Wake Up and Outsource
While the housing market is slowly picking up steam, there is still a very large inventory of distressed loans that pose a potential risk to the mortgage industry.
These loans threaten to suppress home prices for many years to come unless the issues surrounding them are resolved. The most effective way to reduce this backlog of distressed inventory is to outsource to organizations specializing in dealing with troubled loans.
According to CoreLogic’s National Foreclosure Report, the shadow inventory or pending supply of homes consisted of 1.9 million homes with an approximate market value of $293 billion at the end of July 2013.
While this is a refreshing 22% inventory decrease since July 2012, that figure is still no cause for celebration. The existing backlog continues to plague the industry and threaten another backward spiral. A solution is outsourcing to an REO specialist who can perform these functions faster, minimize interruptions to financial organizations and maximize profitability.

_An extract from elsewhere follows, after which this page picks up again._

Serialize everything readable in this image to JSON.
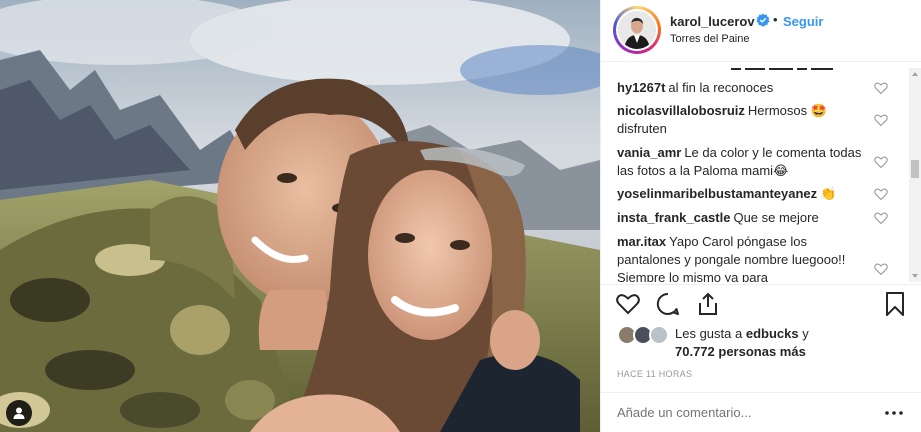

As we have learned over the past several years, outsourcing to established REO vendors puts the burden of dealing with distressed assets squarely on their shoulders. These vendors have performed quite well with fewer mistakes and quicker disposition of assets directly attributable to their skills and experience. They rely on the industry’s best practices to ensure the most profitable business decisions are being made, eliminating expensive mistakes that require additional time and money to correct.

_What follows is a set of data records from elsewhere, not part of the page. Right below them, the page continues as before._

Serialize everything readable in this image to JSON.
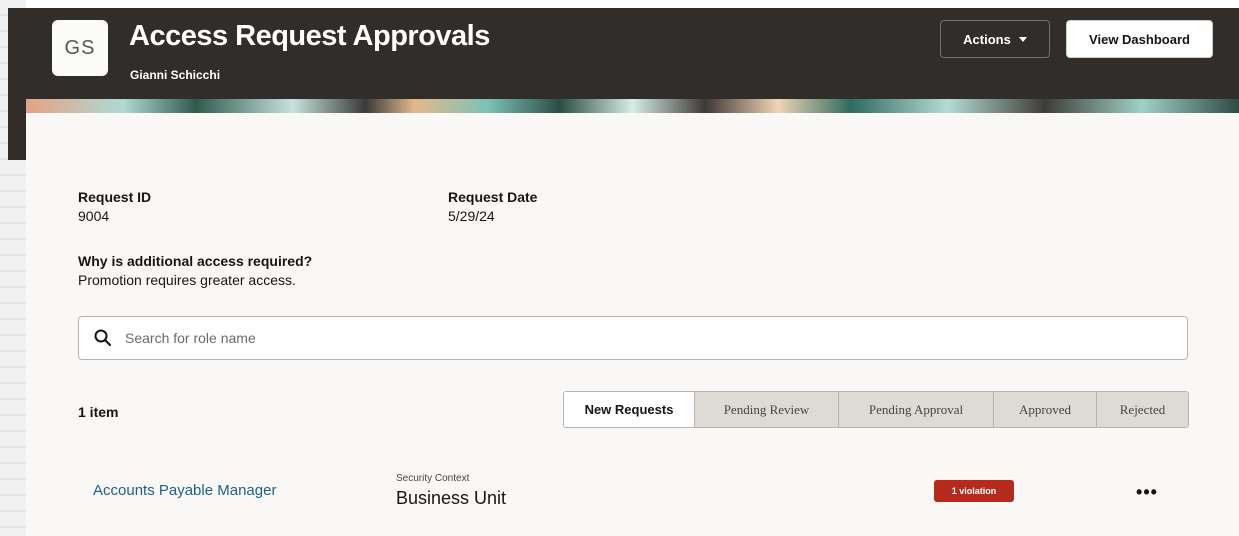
{
  "header": {
    "avatar_initials": "GS",
    "title": "Access Request Approvals",
    "subtitle": "Gianni Schicchi",
    "actions_label": "Actions",
    "dashboard_label": "View Dashboard"
  },
  "details": {
    "request_id_label": "Request ID",
    "request_id_value": "9004",
    "request_date_label": "Request Date",
    "request_date_value": "5/29/24",
    "why_label": "Why is additional access required?",
    "why_value": "Promotion requires greater access."
  },
  "search": {
    "placeholder": "Search for role name",
    "value": ""
  },
  "list": {
    "count_label": "1 item",
    "tabs": [
      {
        "label": "New Requests",
        "active": true
      },
      {
        "label": "Pending Review",
        "active": false
      },
      {
        "label": "Pending Approval",
        "active": false
      },
      {
        "label": "Approved",
        "active": false
      },
      {
        "label": "Rejected",
        "active": false
      }
    ],
    "rows": [
      {
        "role": "Accounts Payable Manager",
        "context_label": "Security Context",
        "context_value": "Business Unit",
        "badge": "1 violation",
        "more_glyph": "•••"
      }
    ]
  },
  "colors": {
    "header_bg": "#312d2a",
    "link": "#1f5f8b",
    "violation": "#b42a1d"
  }
}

Outsourcers also manage many back-office needs so banks can focus on their front-end revenue-generating priorities. Plus, there is no need for internal departments to manage these assets as outsourcing converts fixed costs into variable costs.

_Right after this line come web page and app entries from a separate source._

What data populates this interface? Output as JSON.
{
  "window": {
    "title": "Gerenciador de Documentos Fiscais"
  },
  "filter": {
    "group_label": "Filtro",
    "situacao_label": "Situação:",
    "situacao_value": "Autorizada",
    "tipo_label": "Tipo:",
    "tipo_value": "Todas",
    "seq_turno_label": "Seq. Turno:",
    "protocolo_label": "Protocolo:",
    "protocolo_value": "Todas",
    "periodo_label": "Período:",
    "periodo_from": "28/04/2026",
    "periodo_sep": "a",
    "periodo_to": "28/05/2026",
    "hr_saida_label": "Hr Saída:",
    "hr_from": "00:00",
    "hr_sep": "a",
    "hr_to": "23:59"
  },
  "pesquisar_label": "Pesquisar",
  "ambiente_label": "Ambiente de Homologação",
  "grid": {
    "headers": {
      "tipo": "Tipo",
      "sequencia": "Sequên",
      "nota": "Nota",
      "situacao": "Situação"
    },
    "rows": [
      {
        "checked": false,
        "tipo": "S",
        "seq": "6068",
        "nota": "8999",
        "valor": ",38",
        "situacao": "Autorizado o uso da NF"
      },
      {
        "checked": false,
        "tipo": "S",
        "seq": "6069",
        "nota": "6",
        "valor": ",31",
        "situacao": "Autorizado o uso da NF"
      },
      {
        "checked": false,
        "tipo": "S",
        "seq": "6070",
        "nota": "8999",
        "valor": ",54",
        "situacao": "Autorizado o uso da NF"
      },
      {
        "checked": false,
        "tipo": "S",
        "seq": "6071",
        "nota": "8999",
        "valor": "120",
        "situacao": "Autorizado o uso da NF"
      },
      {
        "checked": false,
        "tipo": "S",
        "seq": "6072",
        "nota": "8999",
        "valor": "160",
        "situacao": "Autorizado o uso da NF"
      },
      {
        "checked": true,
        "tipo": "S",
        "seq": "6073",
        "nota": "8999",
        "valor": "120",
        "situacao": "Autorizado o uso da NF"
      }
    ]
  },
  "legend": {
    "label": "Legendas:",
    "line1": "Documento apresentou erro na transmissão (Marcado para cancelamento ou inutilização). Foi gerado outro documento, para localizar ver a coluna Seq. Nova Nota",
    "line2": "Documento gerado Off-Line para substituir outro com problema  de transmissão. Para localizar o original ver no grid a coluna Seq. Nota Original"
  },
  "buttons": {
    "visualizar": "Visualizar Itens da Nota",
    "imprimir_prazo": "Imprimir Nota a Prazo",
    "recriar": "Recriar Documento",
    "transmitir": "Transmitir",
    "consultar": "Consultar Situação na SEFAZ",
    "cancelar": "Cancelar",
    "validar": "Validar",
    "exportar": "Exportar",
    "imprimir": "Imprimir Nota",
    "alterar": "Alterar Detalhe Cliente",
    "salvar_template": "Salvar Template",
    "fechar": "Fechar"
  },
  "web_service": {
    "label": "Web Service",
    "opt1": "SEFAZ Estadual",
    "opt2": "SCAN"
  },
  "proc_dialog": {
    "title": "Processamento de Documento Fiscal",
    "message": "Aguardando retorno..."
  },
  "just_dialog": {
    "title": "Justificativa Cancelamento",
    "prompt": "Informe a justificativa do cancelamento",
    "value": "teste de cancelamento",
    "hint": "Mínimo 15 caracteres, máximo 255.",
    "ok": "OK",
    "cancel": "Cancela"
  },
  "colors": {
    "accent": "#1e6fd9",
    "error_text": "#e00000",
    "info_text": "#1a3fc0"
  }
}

Another critical component to outsourcing is increased regulatory compliance.
Some banks do not have the resources to manage and cope with the growing number of regulatory changes, and this is often a primary focus of specialized firms that maintain teams of highly qualified compliance staff responsible for continually monitoring ever-changing regulatory requirements.
Specialist firms have already incorporated the latest requirements into their procedures, and now the tsunami of regulatory changes has been fully absorbed into the DNA of their corporate structures.
The successful specialized firms rely on a higher level of training and experience, which further helps speed the processing of distressed loans. For instance, Chicago-based Fay Servicing utilizes a unique system of employee selection to improve defaulted homeowners’ ability to save their homes.
“We focus on hiring mortgage originators who have years of experience dealing with borrowers,” says Ed Fay, CEO and founder of Fay Servicing. “Our employee training transitions employees into a successful career in special servicing and enables them to build cases for loan modifications when less experienced bank staff might only see foreclosures. This benefits both the bank and the homeowner.”
Yes, the market is improving, but the mortgage industry still has a long way to go. The most effective way to deal with the volume of distressed loans and defaulted homes is clearly to rely on the expertise of specialist firms.
Roger Beane is CEO of LRES, a national provider of valuations and REO asset management for the mortgage, banking, credit union and real estate industries.